### Work order
When a line below holds the string "kind", show that line.

━━━━━━━━

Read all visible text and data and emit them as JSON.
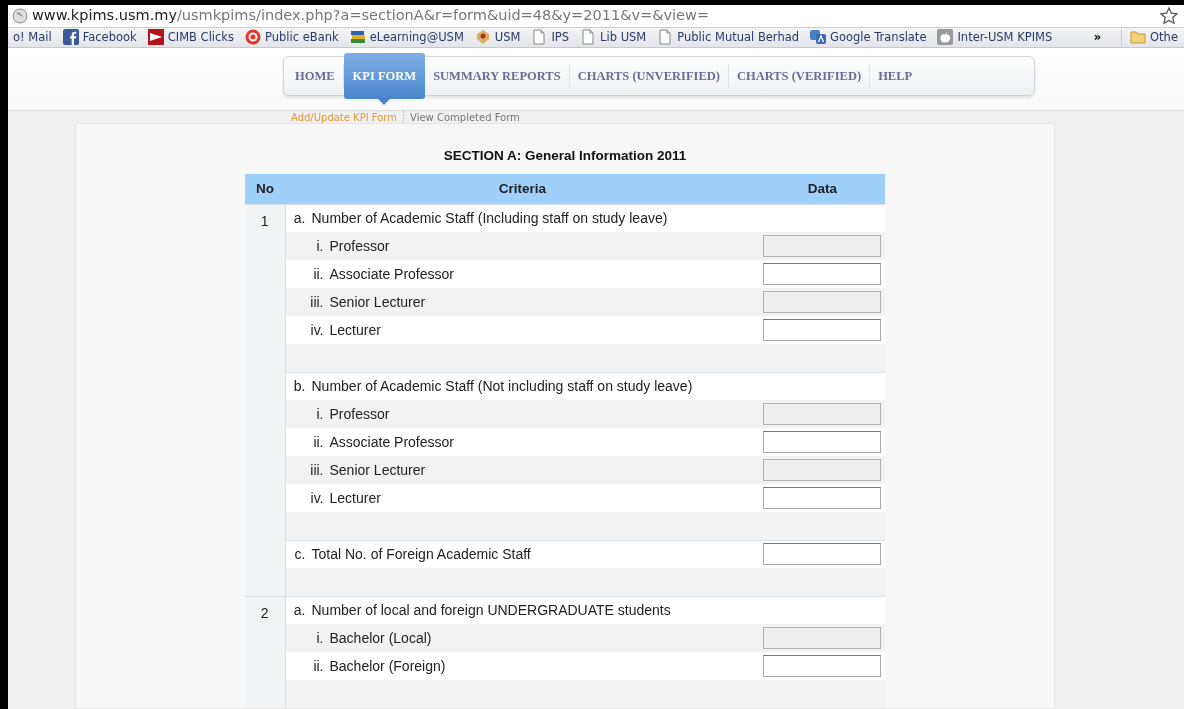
{
  "browser": {
    "url_host": "www.kpims.usm.my",
    "url_path": "/usmkpims/index.php?a=sectionA&r=form&uid=48&y=2011&v=&view=",
    "bookmarks": [
      {
        "kind": "none",
        "label": "o! Mail"
      },
      {
        "kind": "facebook",
        "label": "Facebook"
      },
      {
        "kind": "flag",
        "label": "CIMB Clicks"
      },
      {
        "kind": "ring",
        "label": "Public eBank"
      },
      {
        "kind": "books",
        "label": "eLearning@USM"
      },
      {
        "kind": "crest",
        "label": "USM"
      },
      {
        "kind": "page",
        "label": "IPS"
      },
      {
        "kind": "page",
        "label": "Lib USM"
      },
      {
        "kind": "page",
        "label": "Public Mutual Berhad"
      },
      {
        "kind": "translate",
        "label": "Google Translate"
      },
      {
        "kind": "apple",
        "label": "Inter-USM KPIMS"
      }
    ],
    "overflow": "»",
    "other": "Othe"
  },
  "nav": {
    "tabs": [
      {
        "label": "HOME",
        "selected": false
      },
      {
        "label": "KPI FORM",
        "selected": true
      },
      {
        "label": "SUMMARY REPORTS",
        "selected": false
      },
      {
        "label": "CHARTS (UNVERIFIED)",
        "selected": false
      },
      {
        "label": "CHARTS (VERIFIED)",
        "selected": false
      },
      {
        "label": "HELP",
        "selected": false
      }
    ],
    "sublinks": [
      {
        "label": "Add/Update KPI Form",
        "selected": true
      },
      {
        "label": "View Completed Form",
        "selected": false
      }
    ]
  },
  "form": {
    "title": "SECTION A: General Information 2011",
    "columns": [
      "No",
      "Criteria",
      "Data"
    ],
    "groups": [
      {
        "no": "1",
        "sections": [
          {
            "marker": "a.",
            "label": "Number of Academic Staff (Including staff on study leave)",
            "items": [
              {
                "marker": "i.",
                "label": "Professor",
                "disabled": true
              },
              {
                "marker": "ii.",
                "label": "Associate Professor",
                "disabled": false
              },
              {
                "marker": "iii.",
                "label": "Senior Lecturer",
                "disabled": true
              },
              {
                "marker": "iv.",
                "label": "Lecturer",
                "disabled": false
              }
            ]
          },
          {
            "marker": "b.",
            "label": "Number of Academic Staff (Not including staff on study leave)",
            "items": [
              {
                "marker": "i.",
                "label": "Professor",
                "disabled": true
              },
              {
                "marker": "ii.",
                "label": "Associate Professor",
                "disabled": false
              },
              {
                "marker": "iii.",
                "label": "Senior Lecturer",
                "disabled": true
              },
              {
                "marker": "iv.",
                "label": "Lecturer",
                "disabled": false
              }
            ]
          },
          {
            "marker": "c.",
            "label": "Total No. of Foreign Academic Staff",
            "field": {
              "disabled": false
            }
          }
        ]
      },
      {
        "no": "2",
        "sections": [
          {
            "marker": "a.",
            "label": "Number of local and foreign UNDERGRADUATE students",
            "items": [
              {
                "marker": "i.",
                "label": "Bachelor (Local)",
                "disabled": true
              },
              {
                "marker": "ii.",
                "label": "Bachelor (Foreign)",
                "disabled": false
              }
            ]
          }
        ]
      }
    ]
  }
}
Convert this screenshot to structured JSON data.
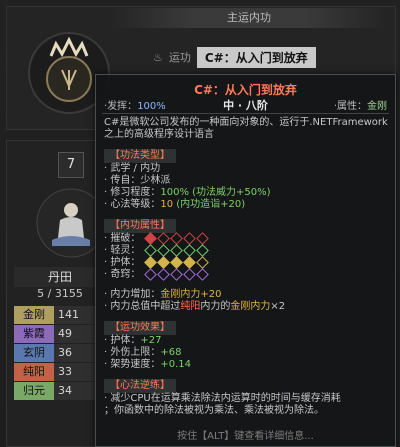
{
  "header": {
    "title": "主运内功"
  },
  "stamp": {
    "label": "运功",
    "skill_name": "C#：从入门到放弃"
  },
  "character": {
    "level": "7",
    "dantian_label": "丹田",
    "dantian_value": "5 / 3155",
    "stats": [
      {
        "name": "金刚",
        "value": "141",
        "color": "#b0a060"
      },
      {
        "name": "紫霞",
        "value": "49",
        "color": "#8d6bb8"
      },
      {
        "name": "玄阴",
        "value": "36",
        "color": "#5a78b0"
      },
      {
        "name": "纯阳",
        "value": "33",
        "color": "#c46248"
      },
      {
        "name": "归元",
        "value": "34",
        "color": "#7aa866"
      }
    ]
  },
  "tooltip": {
    "title": "C#：从入门到放弃",
    "subtitle": "中 · 八阶",
    "left_stat_label": "·发挥：",
    "left_stat_value": "100%",
    "right_stat_label": "·属性：",
    "right_stat_value": "金刚",
    "description": "C#是微软公司发布的一种面向对象的、运行于.NETFramework之上的高级程序设计语言",
    "sections": {
      "type_header": "【功法类型】",
      "type_lines": {
        "l1": "· 武学 / 内功",
        "l2": "· 传自：少林派",
        "l3_prefix": "· 修习程度：",
        "l3_value": "100%",
        "l3_suffix": " (功法威力+50%)",
        "l4_prefix": "· 心法等级：",
        "l4_value": "10",
        "l4_suffix": " (内功造诣+20)"
      },
      "attr_header": "【内功属性】",
      "attrs": {
        "a1": "· 摧破：",
        "a2": "· 轻灵：",
        "a3": "· 护体：",
        "a4": "· 奇窍："
      },
      "neili_line1_prefix": "· 内力增加：",
      "neili_line1_value": "金刚内力+20",
      "neili_line2_prefix": "· 内力总值中超过",
      "neili_line2_red": "纯阳",
      "neili_line2_mid": "内力的",
      "neili_line2_gold": "金刚内力",
      "neili_line2_suffix": "×2",
      "effect_header": "【运功效果】",
      "effects": {
        "e1_label": "· 护体：",
        "e1_value": "+27",
        "e2_label": "· 外伤上限：",
        "e2_value": "+68",
        "e3_label": "· 架势速度：",
        "e3_value": "+0.14"
      },
      "reverse_header": "【心法逆练】",
      "reverse_line1": "· 减少CPU在运算乘法除法内运算时的时间与缓存消耗",
      "reverse_line2": "；你函数中的除法被视为乘法、乘法被视为除法。"
    },
    "footer": "按住【ALT】键查看详细信息..."
  }
}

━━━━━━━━

### Reply
        "kind": "none",
        "kind": "facebook",
        "kind": "flag",
        "kind": "ring",
        "kind": "books",
        "kind": "crest",
        "kind": "page",
        "kind": "page",
        "kind": "page",
        "kind": "translate",
        "kind": "apple",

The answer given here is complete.